• **TASK PROMPT**
Below are records. Find each line in them that holds the word "JSON" and copy it.

____

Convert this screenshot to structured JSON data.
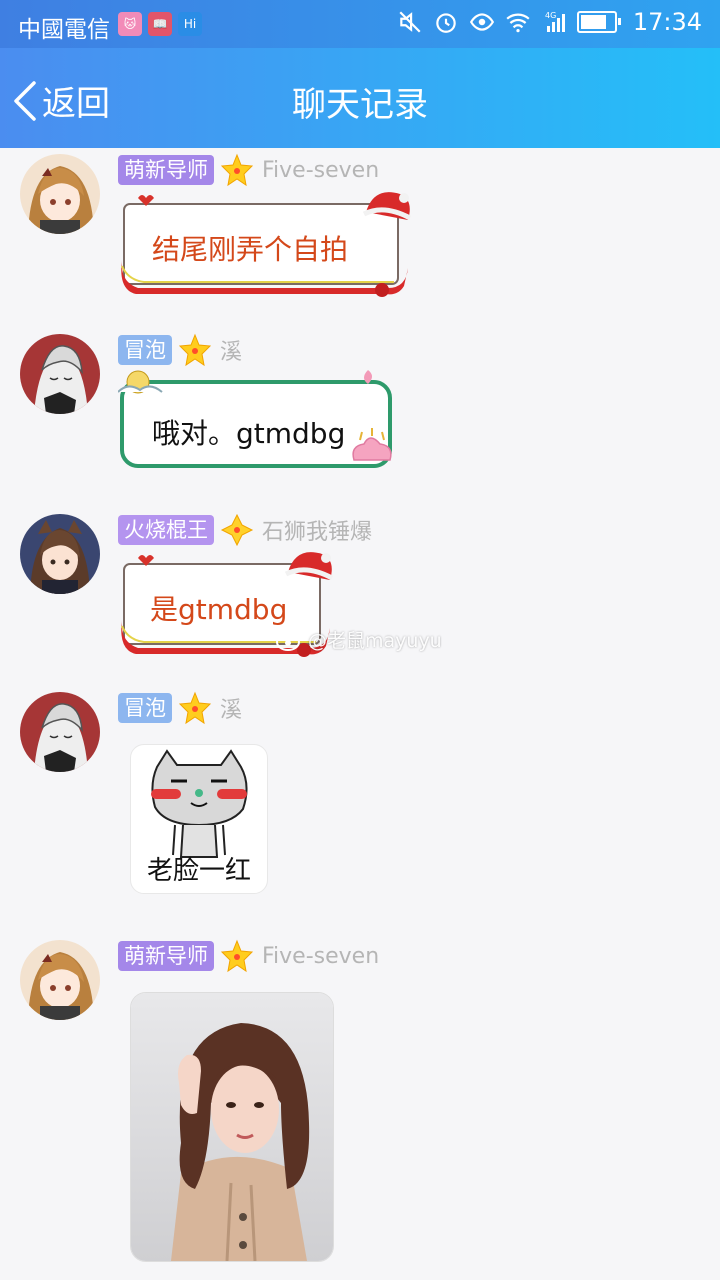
{
  "status_bar": {
    "carrier": "中國電信",
    "time": "17:34",
    "network": "4G",
    "battery_level": 0.85,
    "icons": [
      "muted-icon",
      "alarm-icon",
      "eye-icon",
      "wifi-icon",
      "signal-icon",
      "battery-icon"
    ]
  },
  "header": {
    "back_label": "返回",
    "title": "聊天记录"
  },
  "messages": [
    {
      "badge": "萌新导师",
      "badge_color": "#a487e9",
      "nick": "Five-seven",
      "type": "text",
      "text": "结尾刚弄个自拍",
      "text_color": "#d4481a"
    },
    {
      "badge": "冒泡",
      "badge_color": "#8db6ef",
      "nick": "溪",
      "type": "text",
      "text": "哦对。gtmdbg",
      "text_color": "#111111"
    },
    {
      "badge": "火烧棍王",
      "badge_color": "#b494ef",
      "nick": "石狮我锤爆",
      "type": "text",
      "text": "是gtmdbg",
      "text_color": "#d4481a"
    },
    {
      "badge": "冒泡",
      "badge_color": "#8db6ef",
      "nick": "溪",
      "type": "sticker",
      "caption": "老脸一红"
    },
    {
      "badge": "萌新导师",
      "badge_color": "#a487e9",
      "nick": "Five-seven",
      "type": "image"
    }
  ],
  "watermark": "@老鼠mayuyu",
  "colors": {
    "header_start": "#4b8df0",
    "header_end": "#24bff8",
    "background": "#f6f6f8"
  }
}
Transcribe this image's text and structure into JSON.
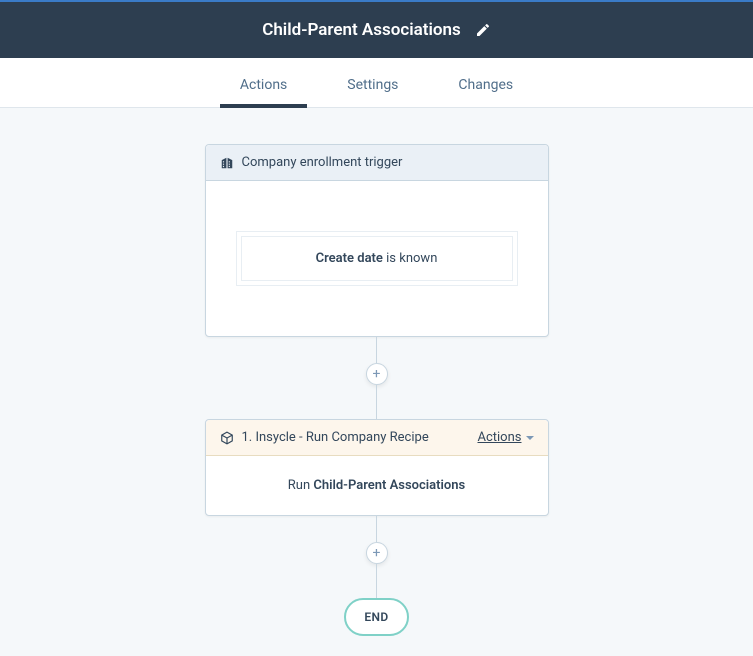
{
  "header": {
    "title": "Child-Parent Associations"
  },
  "tabs": {
    "actions": "Actions",
    "settings": "Settings",
    "changes": "Changes"
  },
  "trigger": {
    "title": "Company enrollment trigger",
    "condition_field": "Create date",
    "condition_text": " is known"
  },
  "plus": "+",
  "step1": {
    "prefix": "1. ",
    "title": "Insycle - Run Company Recipe",
    "actions_label": "Actions",
    "run_label": "Run ",
    "recipe_name": "Child-Parent Associations"
  },
  "end": "END"
}
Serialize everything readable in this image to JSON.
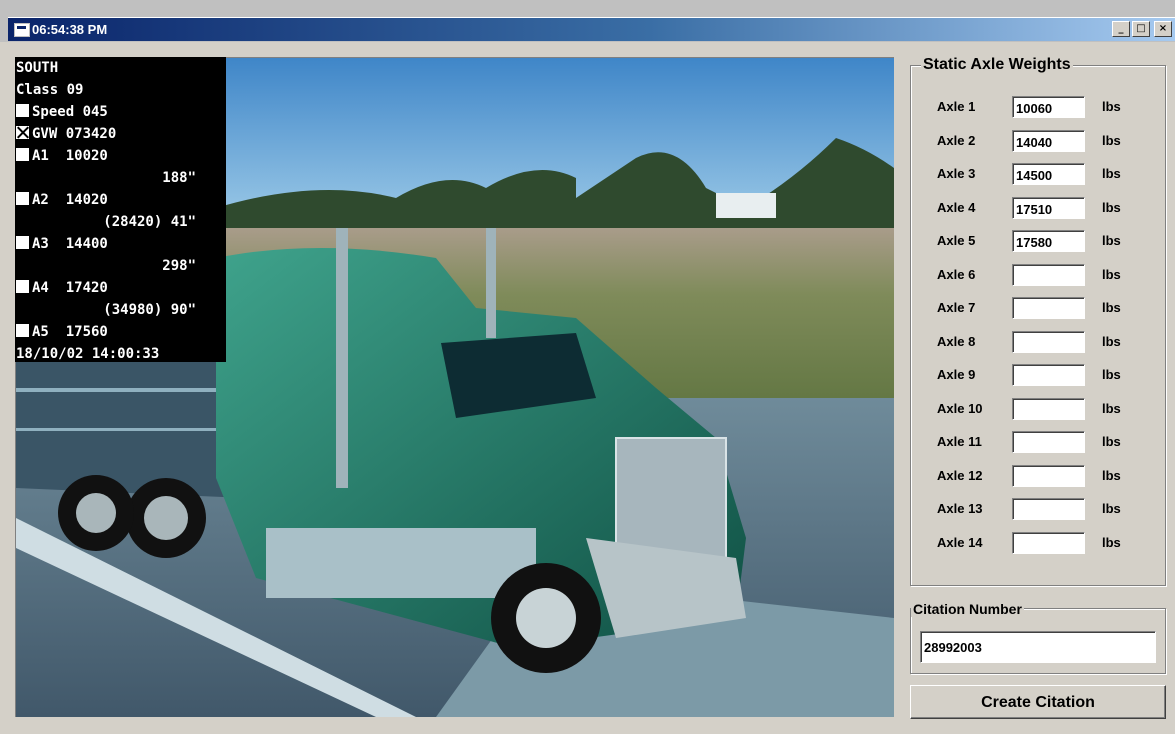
{
  "window": {
    "title": "06:54:38 PM",
    "minimize": "_",
    "maximize": "□",
    "close": "×"
  },
  "overlay": {
    "direction": "SOUTH",
    "class_line": "Class 09",
    "lines": [
      {
        "checkbox": "empty",
        "text": "Speed 045"
      },
      {
        "checkbox": "x",
        "text": "GVW 073420"
      },
      {
        "checkbox": "empty",
        "text": "A1  10020"
      },
      {
        "checkbox": "none",
        "text": "188\"",
        "align": "right"
      },
      {
        "checkbox": "empty",
        "text": "A2  14020"
      },
      {
        "checkbox": "none",
        "text": "(28420) 41\"",
        "align": "right"
      },
      {
        "checkbox": "empty",
        "text": "A3  14400"
      },
      {
        "checkbox": "none",
        "text": "298\"",
        "align": "right"
      },
      {
        "checkbox": "empty",
        "text": "A4  17420"
      },
      {
        "checkbox": "none",
        "text": "(34980) 90\"",
        "align": "right"
      },
      {
        "checkbox": "empty",
        "text": "A5  17560"
      }
    ],
    "timestamp": "18/10/02 14:00:33"
  },
  "axle_weights": {
    "title": "Static Axle Weights",
    "unit": "lbs",
    "axles": [
      {
        "label": "Axle 1",
        "value": "10060"
      },
      {
        "label": "Axle 2",
        "value": "14040"
      },
      {
        "label": "Axle 3",
        "value": "14500"
      },
      {
        "label": "Axle 4",
        "value": "17510"
      },
      {
        "label": "Axle 5",
        "value": "17580"
      },
      {
        "label": "Axle 6",
        "value": ""
      },
      {
        "label": "Axle 7",
        "value": ""
      },
      {
        "label": "Axle 8",
        "value": ""
      },
      {
        "label": "Axle 9",
        "value": ""
      },
      {
        "label": "Axle 10",
        "value": ""
      },
      {
        "label": "Axle 11",
        "value": ""
      },
      {
        "label": "Axle 12",
        "value": ""
      },
      {
        "label": "Axle 13",
        "value": ""
      },
      {
        "label": "Axle 14",
        "value": ""
      }
    ]
  },
  "citation": {
    "label": "Citation Number",
    "value": "28992003",
    "button_label": "Create Citation"
  },
  "colors": {
    "titlebar_start": "#0a246a",
    "titlebar_end": "#a6caf0",
    "window_bg": "#d4d0c8",
    "truck_green": "#1f6f5a"
  }
}
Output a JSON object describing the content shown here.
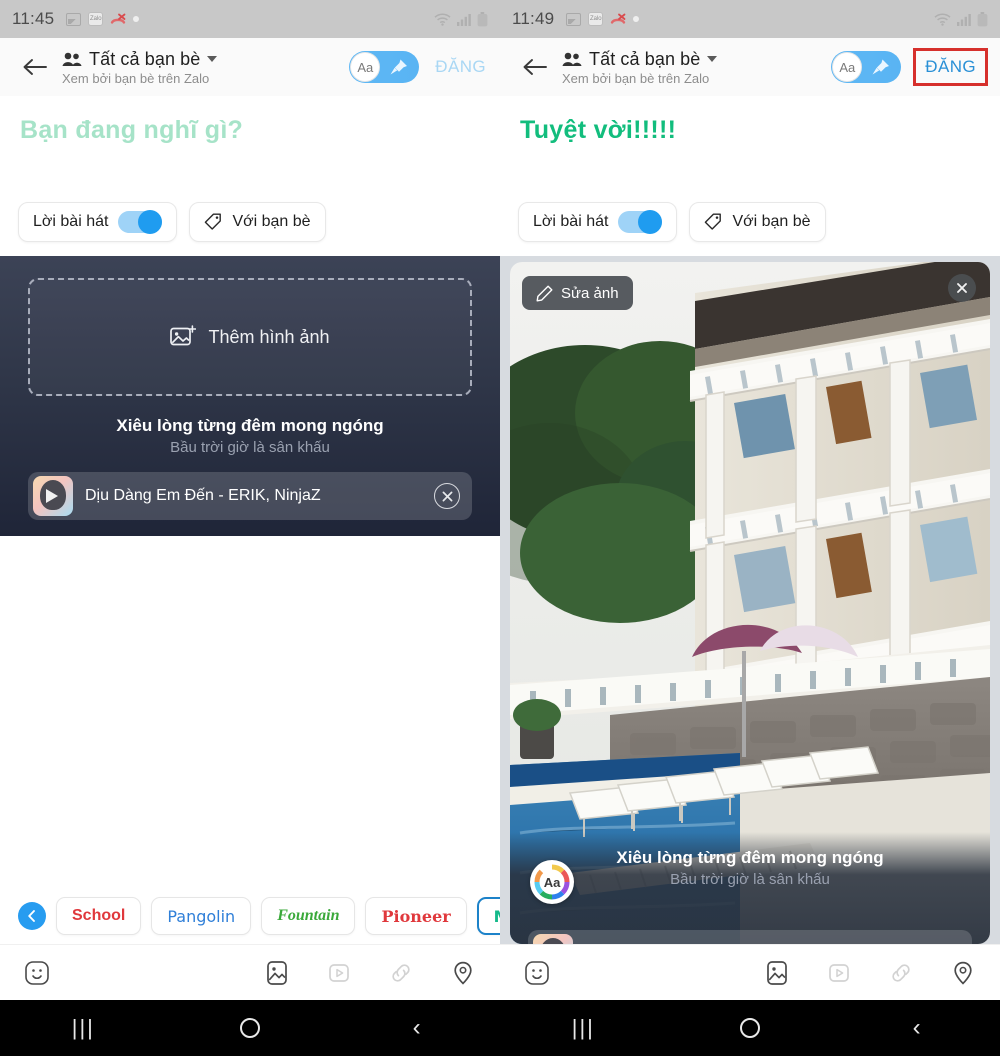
{
  "app": {
    "name": "Zalo",
    "accent": "#2a90d6",
    "caption_green": "#12bd7d",
    "highlight_red": "#d6302c"
  },
  "left": {
    "status": {
      "time": "11:45",
      "icons": [
        "gallery-icon",
        "zalo-icon",
        "missed-call-icon",
        "dot-icon",
        "wifi-icon",
        "signal-icon",
        "battery-icon"
      ]
    },
    "header": {
      "back": "back-arrow-icon",
      "title": "Tất cả bạn bè",
      "subtitle": "Xem bởi bạn bè trên Zalo",
      "aa_label": "Aa",
      "post_label": "ĐĂNG",
      "post_state": "inactive"
    },
    "caption": {
      "placeholder": "Bạn đang nghĩ gì?",
      "value": ""
    },
    "chips": [
      {
        "label": "Lời bài hát",
        "type": "toggle",
        "on": true
      },
      {
        "label": "Với bạn bè",
        "type": "tag"
      }
    ],
    "composer": {
      "add_photo_label": "Thêm hình ảnh",
      "lyric_main": "Xiêu lòng từng đêm mong ngóng",
      "lyric_sub": "Bầu trời giờ là sân khấu",
      "song_title": "Dịu Dàng Em Đến - ERIK, NinjaZ",
      "song_remove": "remove-song-icon"
    },
    "font_strip": {
      "scroll_left": "chevron-left-icon",
      "chips": [
        {
          "label": "School",
          "selected": false
        },
        {
          "label": "Pangolin",
          "selected": false
        },
        {
          "label": "Fountain",
          "selected": false
        },
        {
          "label": "Pioneer",
          "selected": false
        },
        {
          "label": "Maza",
          "selected": true
        }
      ]
    },
    "toolbar": {
      "emoji": "emoji-icon",
      "image": "image-icon",
      "video": "video-icon",
      "link": "link-icon",
      "location": "location-icon"
    },
    "navbar": {
      "recents": "|||",
      "home": "home-icon",
      "back": "‹"
    }
  },
  "right": {
    "status": {
      "time": "11:49",
      "icons": [
        "gallery-icon",
        "zalo-icon",
        "missed-call-icon",
        "dot-icon",
        "wifi-icon",
        "signal-icon",
        "battery-icon"
      ]
    },
    "header": {
      "back": "back-arrow-icon",
      "title": "Tất cả bạn bè",
      "subtitle": "Xem bởi bạn bè trên Zalo",
      "aa_label": "Aa",
      "post_label": "ĐĂNG",
      "post_state": "active-highlighted"
    },
    "caption": {
      "placeholder": "Bạn đang nghĩ gì?",
      "value": "Tuyệt vời!!!!!"
    },
    "chips": [
      {
        "label": "Lời bài hát",
        "type": "toggle",
        "on": true
      },
      {
        "label": "Với bạn bè",
        "type": "tag"
      }
    ],
    "photo": {
      "edit_label": "Sửa ảnh",
      "edit_icon": "pencil-icon",
      "close_icon": "close-icon",
      "alt": "resort building with swimming pool, lounge chairs and umbrella"
    },
    "overlay": {
      "lyric_main": "Xiêu lòng từng đêm mong ngóng",
      "lyric_sub": "Bầu trời giờ là sân khấu",
      "aa_label": "Aa"
    },
    "toolbar": {
      "emoji": "emoji-icon",
      "image": "image-icon",
      "video": "video-icon",
      "link": "link-icon",
      "location": "location-icon"
    },
    "navbar": {
      "recents": "|||",
      "home": "home-icon",
      "back": "‹"
    }
  }
}
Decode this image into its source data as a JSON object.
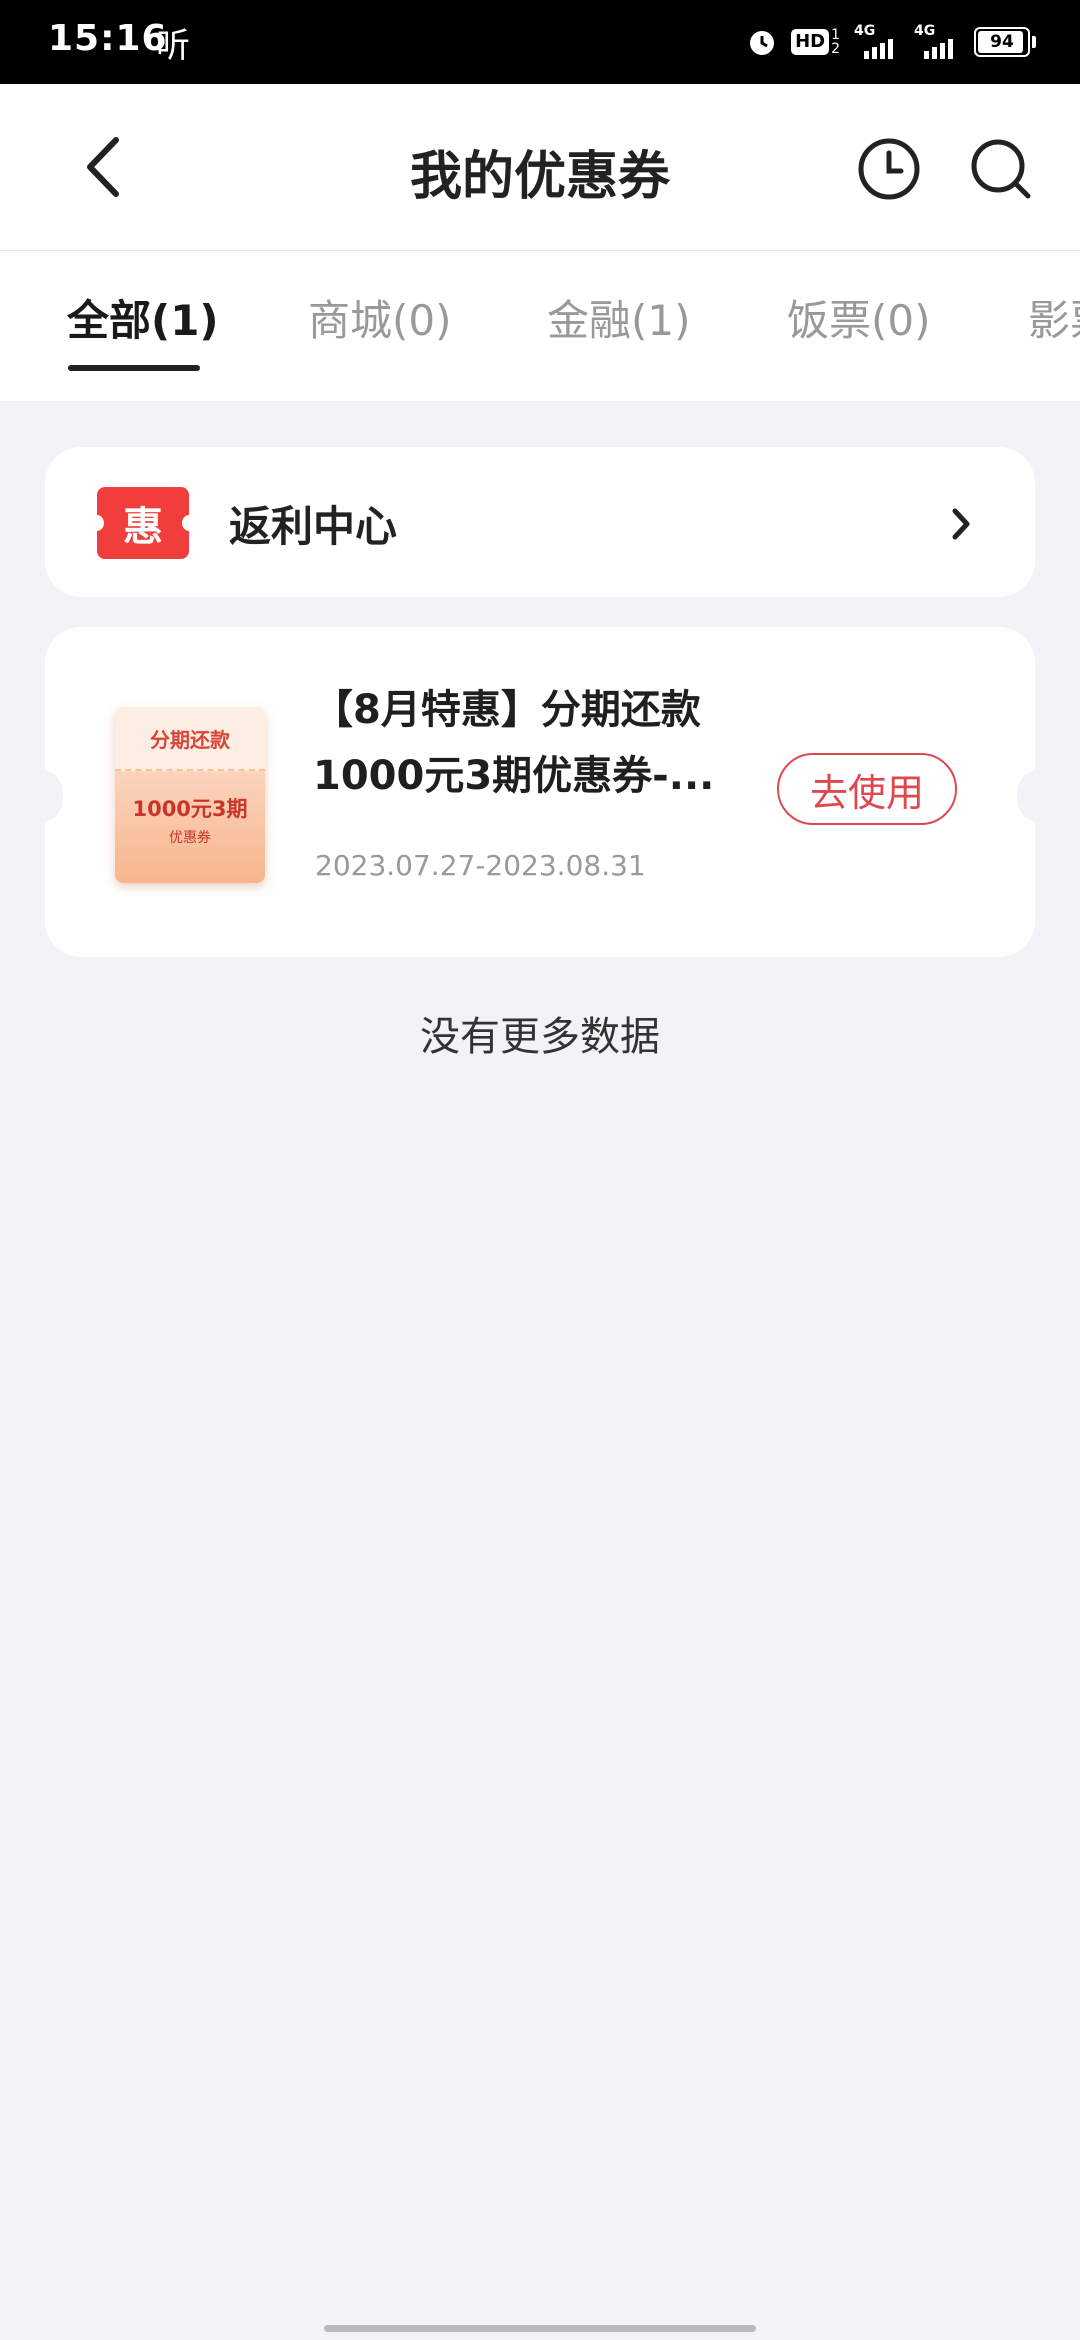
{
  "status_bar": {
    "time": "15:16",
    "listen_label": "听",
    "hd_label": "HD",
    "hd_sub_top": "1",
    "hd_sub_bottom": "2",
    "network_1": "4G",
    "network_2": "4G",
    "battery_level": "94",
    "battery_fraction": 0.94
  },
  "nav": {
    "title": "我的优惠券",
    "back_icon": "chevron-left-icon",
    "history_icon": "clock-icon",
    "search_icon": "search-icon"
  },
  "tabs": [
    {
      "label": "全部(1)",
      "active": true
    },
    {
      "label": "商城(0)",
      "active": false
    },
    {
      "label": "金融(1)",
      "active": false
    },
    {
      "label": "饭票(0)",
      "active": false
    },
    {
      "label": "影票",
      "active": false
    }
  ],
  "rebate": {
    "badge": "惠",
    "label": "返利中心",
    "arrow_icon": "chevron-right-icon"
  },
  "coupon": {
    "thumb_top": "分期还款",
    "thumb_amount": "1000元3期",
    "thumb_sub": "优惠券",
    "title": "【8月特惠】分期还款1000元3期优惠券-...",
    "date_range": "2023.07.27-2023.08.31",
    "action_label": "去使用"
  },
  "footer_text": "没有更多数据",
  "colors": {
    "accent": "#e0484f",
    "badge_red": "#f23d3d",
    "page_bg": "#f2f2f7"
  }
}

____

• **SOLVED PROBLEM**
Convert this screenshot to structured JSON data.
Transcribe this image's text and structure into JSON.
Serialize everything readable in this image to JSON.
Output a JSON object describing the content shown here.
Decode this image into its source data as a JSON object.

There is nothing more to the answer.